╭─ Records for this exercise

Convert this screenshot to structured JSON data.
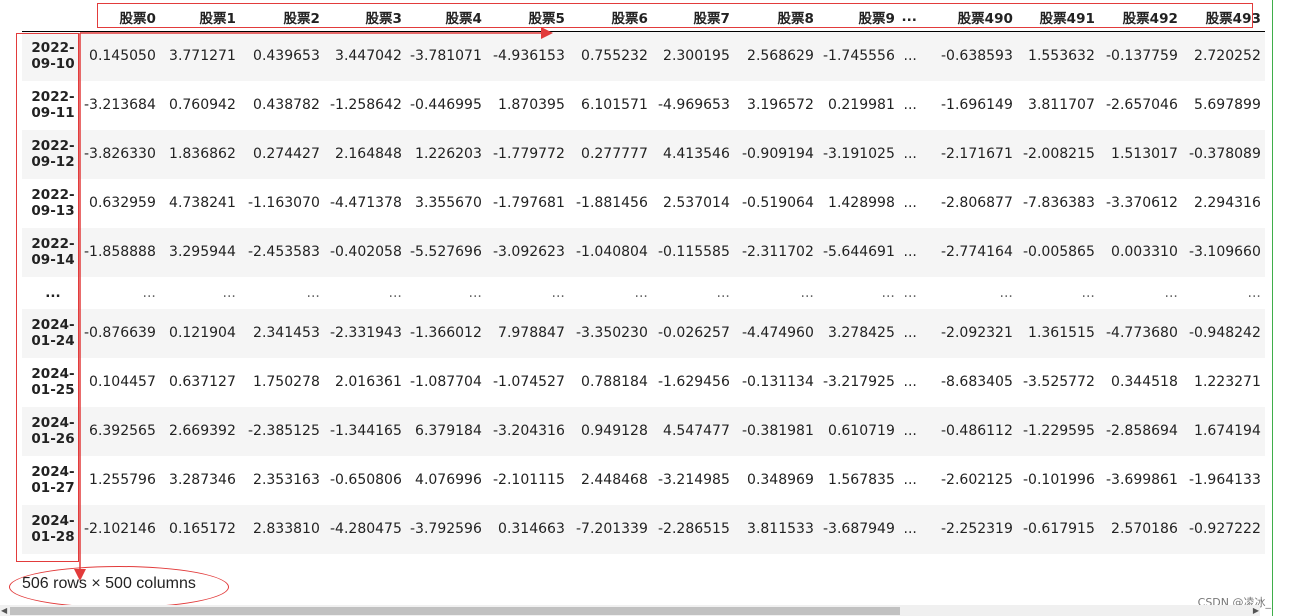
{
  "columns": [
    "股票0",
    "股票1",
    "股票2",
    "股票3",
    "股票4",
    "股票5",
    "股票6",
    "股票7",
    "股票8",
    "股票9",
    "...",
    "股票490",
    "股票491",
    "股票492",
    "股票493"
  ],
  "rows": [
    {
      "index": [
        "2022-",
        "09-10"
      ],
      "values": [
        "0.145050",
        "3.771271",
        "0.439653",
        "3.447042",
        "-3.781071",
        "-4.936153",
        "0.755232",
        "2.300195",
        "2.568629",
        "-1.745556",
        "...",
        "-0.638593",
        "1.553632",
        "-0.137759",
        "2.720252"
      ]
    },
    {
      "index": [
        "2022-",
        "09-11"
      ],
      "values": [
        "-3.213684",
        "0.760942",
        "0.438782",
        "-1.258642",
        "-0.446995",
        "1.870395",
        "6.101571",
        "-4.969653",
        "3.196572",
        "0.219981",
        "...",
        "-1.696149",
        "3.811707",
        "-2.657046",
        "5.697899"
      ]
    },
    {
      "index": [
        "2022-",
        "09-12"
      ],
      "values": [
        "-3.826330",
        "1.836862",
        "0.274427",
        "2.164848",
        "1.226203",
        "-1.779772",
        "0.277777",
        "4.413546",
        "-0.909194",
        "-3.191025",
        "...",
        "-2.171671",
        "-2.008215",
        "1.513017",
        "-0.378089"
      ]
    },
    {
      "index": [
        "2022-",
        "09-13"
      ],
      "values": [
        "0.632959",
        "4.738241",
        "-1.163070",
        "-4.471378",
        "3.355670",
        "-1.797681",
        "-1.881456",
        "2.537014",
        "-0.519064",
        "1.428998",
        "...",
        "-2.806877",
        "-7.836383",
        "-3.370612",
        "2.294316"
      ]
    },
    {
      "index": [
        "2022-",
        "09-14"
      ],
      "values": [
        "-1.858888",
        "3.295944",
        "-2.453583",
        "-0.402058",
        "-5.527696",
        "-3.092623",
        "-1.040804",
        "-0.115585",
        "-2.311702",
        "-5.644691",
        "...",
        "-2.774164",
        "-0.005865",
        "0.003310",
        "-3.109660"
      ]
    },
    {
      "index": [
        "..."
      ],
      "values": [
        "...",
        "...",
        "...",
        "...",
        "...",
        "...",
        "...",
        "...",
        "...",
        "...",
        "...",
        "...",
        "...",
        "...",
        "..."
      ],
      "ellipsis": true
    },
    {
      "index": [
        "2024-",
        "01-24"
      ],
      "values": [
        "-0.876639",
        "0.121904",
        "2.341453",
        "-2.331943",
        "-1.366012",
        "7.978847",
        "-3.350230",
        "-0.026257",
        "-4.474960",
        "3.278425",
        "...",
        "-2.092321",
        "1.361515",
        "-4.773680",
        "-0.948242"
      ]
    },
    {
      "index": [
        "2024-",
        "01-25"
      ],
      "values": [
        "0.104457",
        "0.637127",
        "1.750278",
        "2.016361",
        "-1.087704",
        "-1.074527",
        "0.788184",
        "-1.629456",
        "-0.131134",
        "-3.217925",
        "...",
        "-8.683405",
        "-3.525772",
        "0.344518",
        "1.223271"
      ]
    },
    {
      "index": [
        "2024-",
        "01-26"
      ],
      "values": [
        "6.392565",
        "2.669392",
        "-2.385125",
        "-1.344165",
        "6.379184",
        "-3.204316",
        "0.949128",
        "4.547477",
        "-0.381981",
        "0.610719",
        "...",
        "-0.486112",
        "-1.229595",
        "-2.858694",
        "1.674194"
      ]
    },
    {
      "index": [
        "2024-",
        "01-27"
      ],
      "values": [
        "1.255796",
        "3.287346",
        "2.353163",
        "-0.650806",
        "4.076996",
        "-2.101115",
        "2.448468",
        "-3.214985",
        "0.348969",
        "1.567835",
        "...",
        "-2.602125",
        "-0.101996",
        "-3.699861",
        "-1.964133"
      ]
    },
    {
      "index": [
        "2024-",
        "01-28"
      ],
      "values": [
        "-2.102146",
        "0.165172",
        "2.833810",
        "-4.280475",
        "-3.792596",
        "0.314663",
        "-7.201339",
        "-2.286515",
        "3.811533",
        "-3.687949",
        "...",
        "-2.252319",
        "-0.617915",
        "2.570186",
        "-0.927222"
      ]
    }
  ],
  "shape_text": "506 rows × 500 columns",
  "watermark": "CSDN @凌冰_",
  "colors": {
    "annotation": "#e23b3b",
    "stripe": "#f5f5f5",
    "frame": "#3fae4a"
  }
}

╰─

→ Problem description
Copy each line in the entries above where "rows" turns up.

→ Exercise result
  "rows": [
  "shape_text": "506 rows × 500 columns",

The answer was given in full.